(App and web page records)
Segment Open

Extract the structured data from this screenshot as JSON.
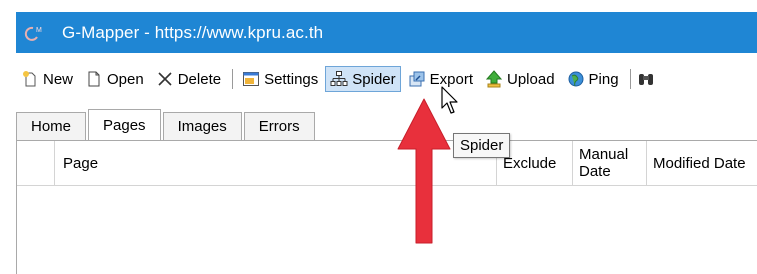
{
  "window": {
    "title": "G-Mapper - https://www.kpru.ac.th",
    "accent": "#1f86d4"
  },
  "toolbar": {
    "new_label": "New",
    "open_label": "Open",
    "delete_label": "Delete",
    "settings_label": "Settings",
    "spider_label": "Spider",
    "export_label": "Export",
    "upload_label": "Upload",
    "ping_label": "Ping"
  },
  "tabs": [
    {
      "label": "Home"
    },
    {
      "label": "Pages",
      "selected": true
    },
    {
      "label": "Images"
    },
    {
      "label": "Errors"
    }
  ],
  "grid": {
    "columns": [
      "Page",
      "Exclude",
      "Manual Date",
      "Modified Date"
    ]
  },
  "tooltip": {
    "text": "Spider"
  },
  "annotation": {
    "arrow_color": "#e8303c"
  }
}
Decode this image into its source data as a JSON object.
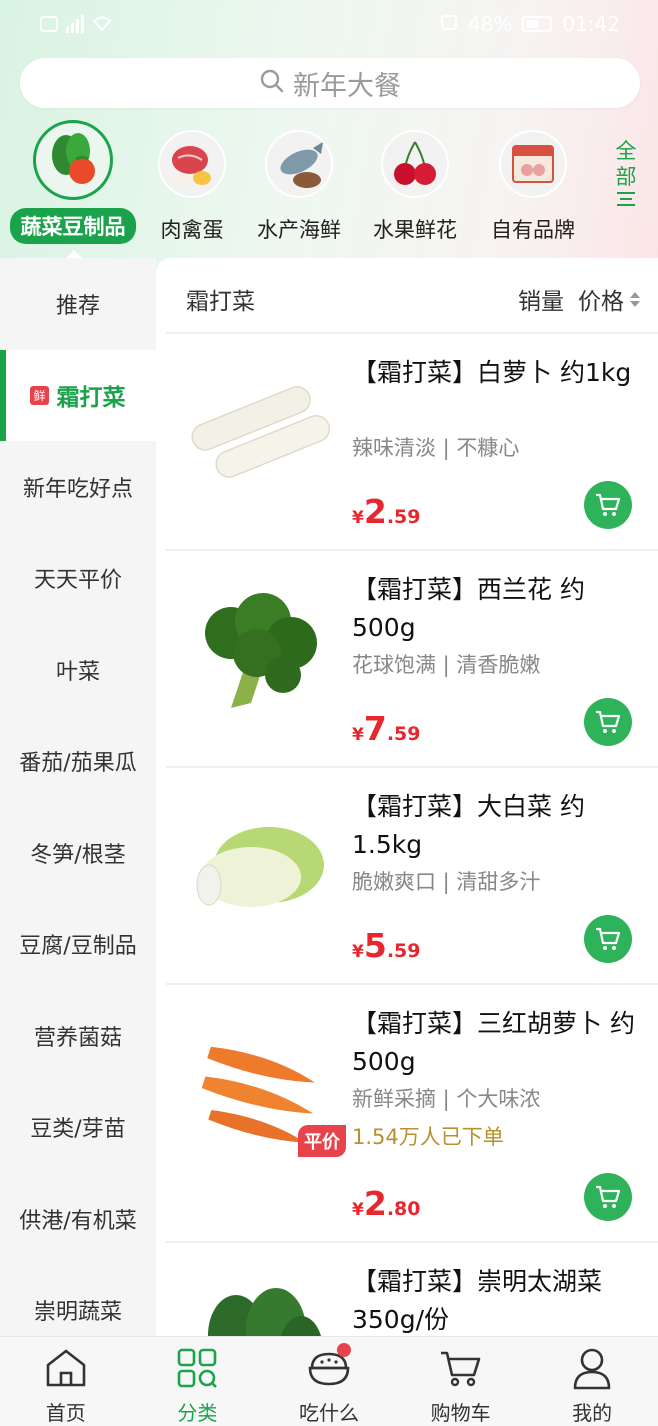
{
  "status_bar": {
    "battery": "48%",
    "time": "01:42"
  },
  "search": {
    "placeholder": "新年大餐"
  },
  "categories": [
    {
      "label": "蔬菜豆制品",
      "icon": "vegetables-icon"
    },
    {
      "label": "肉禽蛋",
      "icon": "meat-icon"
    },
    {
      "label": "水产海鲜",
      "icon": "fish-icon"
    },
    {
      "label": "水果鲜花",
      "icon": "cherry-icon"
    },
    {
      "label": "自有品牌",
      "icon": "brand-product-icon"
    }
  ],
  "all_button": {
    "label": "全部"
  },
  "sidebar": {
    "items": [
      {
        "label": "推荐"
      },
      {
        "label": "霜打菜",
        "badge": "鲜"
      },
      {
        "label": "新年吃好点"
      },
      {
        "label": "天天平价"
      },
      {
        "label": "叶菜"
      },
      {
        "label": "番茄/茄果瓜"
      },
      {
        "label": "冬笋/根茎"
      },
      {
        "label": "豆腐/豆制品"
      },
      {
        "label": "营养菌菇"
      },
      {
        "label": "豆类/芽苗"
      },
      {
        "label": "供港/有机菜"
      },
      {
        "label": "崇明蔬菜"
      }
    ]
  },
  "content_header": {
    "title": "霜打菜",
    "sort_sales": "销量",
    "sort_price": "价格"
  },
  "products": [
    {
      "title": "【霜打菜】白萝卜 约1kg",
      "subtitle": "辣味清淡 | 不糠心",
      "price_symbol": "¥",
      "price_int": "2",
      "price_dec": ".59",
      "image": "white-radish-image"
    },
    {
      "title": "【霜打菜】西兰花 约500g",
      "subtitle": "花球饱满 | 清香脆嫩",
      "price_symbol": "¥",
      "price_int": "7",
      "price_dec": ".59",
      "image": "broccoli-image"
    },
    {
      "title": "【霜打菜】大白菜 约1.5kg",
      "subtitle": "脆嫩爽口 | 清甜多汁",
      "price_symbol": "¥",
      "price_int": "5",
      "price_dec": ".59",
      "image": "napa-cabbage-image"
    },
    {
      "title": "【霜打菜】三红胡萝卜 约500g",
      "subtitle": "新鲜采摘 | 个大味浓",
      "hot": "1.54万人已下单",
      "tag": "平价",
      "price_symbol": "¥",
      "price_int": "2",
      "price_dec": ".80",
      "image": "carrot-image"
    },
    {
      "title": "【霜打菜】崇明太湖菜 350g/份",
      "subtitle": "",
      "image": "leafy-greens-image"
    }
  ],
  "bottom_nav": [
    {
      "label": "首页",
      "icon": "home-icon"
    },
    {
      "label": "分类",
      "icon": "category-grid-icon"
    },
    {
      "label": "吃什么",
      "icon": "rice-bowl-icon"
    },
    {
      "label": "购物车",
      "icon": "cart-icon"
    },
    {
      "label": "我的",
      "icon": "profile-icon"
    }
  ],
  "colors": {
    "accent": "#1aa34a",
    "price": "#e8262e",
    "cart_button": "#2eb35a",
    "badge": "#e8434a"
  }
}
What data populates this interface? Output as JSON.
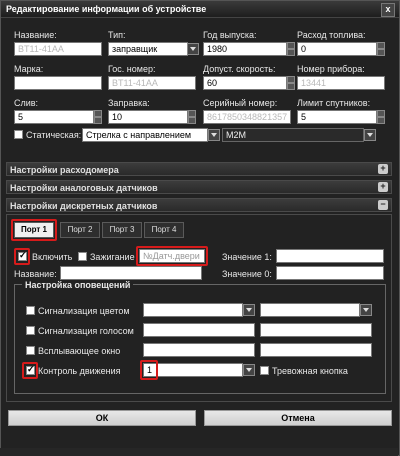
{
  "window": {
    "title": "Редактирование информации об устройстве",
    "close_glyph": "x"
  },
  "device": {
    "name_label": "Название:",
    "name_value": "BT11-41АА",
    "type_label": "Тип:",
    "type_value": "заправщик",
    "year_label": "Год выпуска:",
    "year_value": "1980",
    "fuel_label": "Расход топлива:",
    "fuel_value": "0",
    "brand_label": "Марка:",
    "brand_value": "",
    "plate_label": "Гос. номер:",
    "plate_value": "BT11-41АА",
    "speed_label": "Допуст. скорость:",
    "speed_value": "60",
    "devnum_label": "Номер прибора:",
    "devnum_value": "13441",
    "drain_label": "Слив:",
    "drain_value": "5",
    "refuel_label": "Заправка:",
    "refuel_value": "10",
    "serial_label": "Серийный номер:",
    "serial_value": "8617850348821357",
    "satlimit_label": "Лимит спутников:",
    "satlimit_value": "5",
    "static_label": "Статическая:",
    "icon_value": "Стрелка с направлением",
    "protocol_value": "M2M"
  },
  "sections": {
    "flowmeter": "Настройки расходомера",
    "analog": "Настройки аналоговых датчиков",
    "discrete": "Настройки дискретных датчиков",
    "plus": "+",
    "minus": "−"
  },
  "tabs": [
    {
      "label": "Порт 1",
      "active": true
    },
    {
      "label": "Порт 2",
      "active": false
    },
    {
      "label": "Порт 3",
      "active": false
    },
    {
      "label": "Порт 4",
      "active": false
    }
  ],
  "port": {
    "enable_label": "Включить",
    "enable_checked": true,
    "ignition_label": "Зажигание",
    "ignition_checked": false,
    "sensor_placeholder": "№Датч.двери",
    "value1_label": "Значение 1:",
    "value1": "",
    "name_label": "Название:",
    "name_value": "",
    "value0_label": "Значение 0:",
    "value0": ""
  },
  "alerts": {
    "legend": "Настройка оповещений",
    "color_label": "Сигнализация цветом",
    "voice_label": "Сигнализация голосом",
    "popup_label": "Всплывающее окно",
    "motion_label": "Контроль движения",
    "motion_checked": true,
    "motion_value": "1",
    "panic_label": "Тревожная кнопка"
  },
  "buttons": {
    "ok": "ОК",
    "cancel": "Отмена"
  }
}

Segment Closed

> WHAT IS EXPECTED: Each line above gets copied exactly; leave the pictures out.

> SOLUTION TO THE EXERCISE:
Extract the structured data from this screenshot as JSON.
{
  "window": {
    "title": "G-Mapper - https://www.kpru.ac.th",
    "accent": "#1f86d4"
  },
  "toolbar": {
    "new_label": "New",
    "open_label": "Open",
    "delete_label": "Delete",
    "settings_label": "Settings",
    "spider_label": "Spider",
    "export_label": "Export",
    "upload_label": "Upload",
    "ping_label": "Ping"
  },
  "tabs": [
    {
      "label": "Home"
    },
    {
      "label": "Pages",
      "selected": true
    },
    {
      "label": "Images"
    },
    {
      "label": "Errors"
    }
  ],
  "grid": {
    "columns": [
      "Page",
      "Exclude",
      "Manual Date",
      "Modified Date"
    ]
  },
  "tooltip": {
    "text": "Spider"
  },
  "annotation": {
    "arrow_color": "#e8303c"
  }
}
Decode this image into its source data as a JSON object.
{
  "status_bar": {
    "battery": "48%",
    "time": "01:42"
  },
  "search": {
    "placeholder": "新年大餐"
  },
  "categories": [
    {
      "label": "蔬菜豆制品",
      "icon": "vegetables-icon"
    },
    {
      "label": "肉禽蛋",
      "icon": "meat-icon"
    },
    {
      "label": "水产海鲜",
      "icon": "fish-icon"
    },
    {
      "label": "水果鲜花",
      "icon": "cherry-icon"
    },
    {
      "label": "自有品牌",
      "icon": "brand-product-icon"
    }
  ],
  "all_button": {
    "label": "全部"
  },
  "sidebar": {
    "items": [
      {
        "label": "推荐"
      },
      {
        "label": "霜打菜",
        "badge": "鲜"
      },
      {
        "label": "新年吃好点"
      },
      {
        "label": "天天平价"
      },
      {
        "label": "叶菜"
      },
      {
        "label": "番茄/茄果瓜"
      },
      {
        "label": "冬笋/根茎"
      },
      {
        "label": "豆腐/豆制品"
      },
      {
        "label": "营养菌菇"
      },
      {
        "label": "豆类/芽苗"
      },
      {
        "label": "供港/有机菜"
      },
      {
        "label": "崇明蔬菜"
      }
    ]
  },
  "content_header": {
    "title": "霜打菜",
    "sort_sales": "销量",
    "sort_price": "价格"
  },
  "products": [
    {
      "title": "【霜打菜】白萝卜 约1kg",
      "subtitle": "辣味清淡 | 不糠心",
      "price_symbol": "¥",
      "price_int": "2",
      "price_dec": ".59",
      "image": "white-radish-image"
    },
    {
      "title": "【霜打菜】西兰花 约500g",
      "subtitle": "花球饱满 | 清香脆嫩",
      "price_symbol": "¥",
      "price_int": "7",
      "price_dec": ".59",
      "image": "broccoli-image"
    },
    {
      "title": "【霜打菜】大白菜 约1.5kg",
      "subtitle": "脆嫩爽口 | 清甜多汁",
      "price_symbol": "¥",
      "price_int": "5",
      "price_dec": ".59",
      "image": "napa-cabbage-image"
    },
    {
      "title": "【霜打菜】三红胡萝卜 约500g",
      "subtitle": "新鲜采摘 | 个大味浓",
      "hot": "1.54万人已下单",
      "tag": "平价",
      "price_symbol": "¥",
      "price_int": "2",
      "price_dec": ".80",
      "image": "carrot-image"
    },
    {
      "title": "【霜打菜】崇明太湖菜 350g/份",
      "subtitle": "",
      "image": "leafy-greens-image"
    }
  ],
  "bottom_nav": [
    {
      "label": "首页",
      "icon": "home-icon"
    },
    {
      "label": "分类",
      "icon": "category-grid-icon"
    },
    {
      "label": "吃什么",
      "icon": "rice-bowl-icon"
    },
    {
      "label": "购物车",
      "icon": "cart-icon"
    },
    {
      "label": "我的",
      "icon": "profile-icon"
    }
  ],
  "colors": {
    "accent": "#1aa34a",
    "price": "#e8262e",
    "cart_button": "#2eb35a",
    "badge": "#e8434a"
  }
}
What data populates this interface? Output as JSON.
{
  "window": {
    "title": "Редактирование информации об устройстве",
    "close_glyph": "x"
  },
  "device": {
    "name_label": "Название:",
    "name_value": "BT11-41АА",
    "type_label": "Тип:",
    "type_value": "заправщик",
    "year_label": "Год выпуска:",
    "year_value": "1980",
    "fuel_label": "Расход топлива:",
    "fuel_value": "0",
    "brand_label": "Марка:",
    "brand_value": "",
    "plate_label": "Гос. номер:",
    "plate_value": "BT11-41АА",
    "speed_label": "Допуст. скорость:",
    "speed_value": "60",
    "devnum_label": "Номер прибора:",
    "devnum_value": "13441",
    "drain_label": "Слив:",
    "drain_value": "5",
    "refuel_label": "Заправка:",
    "refuel_value": "10",
    "serial_label": "Серийный номер:",
    "serial_value": "8617850348821357",
    "satlimit_label": "Лимит спутников:",
    "satlimit_value": "5",
    "static_label": "Статическая:",
    "icon_value": "Стрелка с направлением",
    "protocol_value": "M2M"
  },
  "sections": {
    "flowmeter": "Настройки расходомера",
    "analog": "Настройки аналоговых датчиков",
    "discrete": "Настройки дискретных датчиков",
    "plus": "+",
    "minus": "−"
  },
  "tabs": [
    {
      "label": "Порт 1",
      "active": true
    },
    {
      "label": "Порт 2",
      "active": false
    },
    {
      "label": "Порт 3",
      "active": false
    },
    {
      "label": "Порт 4",
      "active": false
    }
  ],
  "port": {
    "enable_label": "Включить",
    "enable_checked": true,
    "ignition_label": "Зажигание",
    "ignition_checked": false,
    "sensor_placeholder": "№Датч.двери",
    "value1_label": "Значение 1:",
    "value1": "",
    "name_label": "Название:",
    "name_value": "",
    "value0_label": "Значение 0:",
    "value0": ""
  },
  "alerts": {
    "legend": "Настройка оповещений",
    "color_label": "Сигнализация цветом",
    "voice_label": "Сигнализация голосом",
    "popup_label": "Всплывающее окно",
    "motion_label": "Контроль движения",
    "motion_checked": true,
    "motion_value": "1",
    "panic_label": "Тревожная кнопка"
  },
  "buttons": {
    "ok": "ОК",
    "cancel": "Отмена"
  }
}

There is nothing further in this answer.